- Recorded data -
=======

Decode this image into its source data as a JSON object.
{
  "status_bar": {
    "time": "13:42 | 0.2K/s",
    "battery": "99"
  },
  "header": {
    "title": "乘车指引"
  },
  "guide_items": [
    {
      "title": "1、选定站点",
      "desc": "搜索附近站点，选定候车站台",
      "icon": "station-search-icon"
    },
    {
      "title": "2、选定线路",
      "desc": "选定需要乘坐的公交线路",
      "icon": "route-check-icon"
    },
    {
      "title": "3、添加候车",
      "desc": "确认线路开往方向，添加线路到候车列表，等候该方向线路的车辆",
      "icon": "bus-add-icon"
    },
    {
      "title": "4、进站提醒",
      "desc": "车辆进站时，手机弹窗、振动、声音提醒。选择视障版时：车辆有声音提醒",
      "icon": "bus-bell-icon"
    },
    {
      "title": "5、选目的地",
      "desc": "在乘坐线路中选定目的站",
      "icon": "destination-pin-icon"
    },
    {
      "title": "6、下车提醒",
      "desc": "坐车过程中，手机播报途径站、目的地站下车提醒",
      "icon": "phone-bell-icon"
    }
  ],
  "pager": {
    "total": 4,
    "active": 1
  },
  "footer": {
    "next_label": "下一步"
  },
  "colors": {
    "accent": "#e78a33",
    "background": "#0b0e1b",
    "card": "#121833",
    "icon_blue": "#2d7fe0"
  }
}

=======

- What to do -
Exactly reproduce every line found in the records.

- Result below -
Decode this image into its source data as a JSON object.
{
  "status_bar": {
    "time": "13:42 | 0.2K/s",
    "battery": "99"
  },
  "header": {
    "title": "乘车指引"
  },
  "guide_items": [
    {
      "title": "1、选定站点",
      "desc": "搜索附近站点，选定候车站台",
      "icon": "station-search-icon"
    },
    {
      "title": "2、选定线路",
      "desc": "选定需要乘坐的公交线路",
      "icon": "route-check-icon"
    },
    {
      "title": "3、添加候车",
      "desc": "确认线路开往方向，添加线路到候车列表，等候该方向线路的车辆",
      "icon": "bus-add-icon"
    },
    {
      "title": "4、进站提醒",
      "desc": "车辆进站时，手机弹窗、振动、声音提醒。选择视障版时：车辆有声音提醒",
      "icon": "bus-bell-icon"
    },
    {
      "title": "5、选目的地",
      "desc": "在乘坐线路中选定目的站",
      "icon": "destination-pin-icon"
    },
    {
      "title": "6、下车提醒",
      "desc": "坐车过程中，手机播报途径站、目的地站下车提醒",
      "icon": "phone-bell-icon"
    }
  ],
  "pager": {
    "total": 4,
    "active": 1
  },
  "footer": {
    "next_label": "下一步"
  },
  "colors": {
    "accent": "#e78a33",
    "background": "#0b0e1b",
    "card": "#121833",
    "icon_blue": "#2d7fe0"
  }
}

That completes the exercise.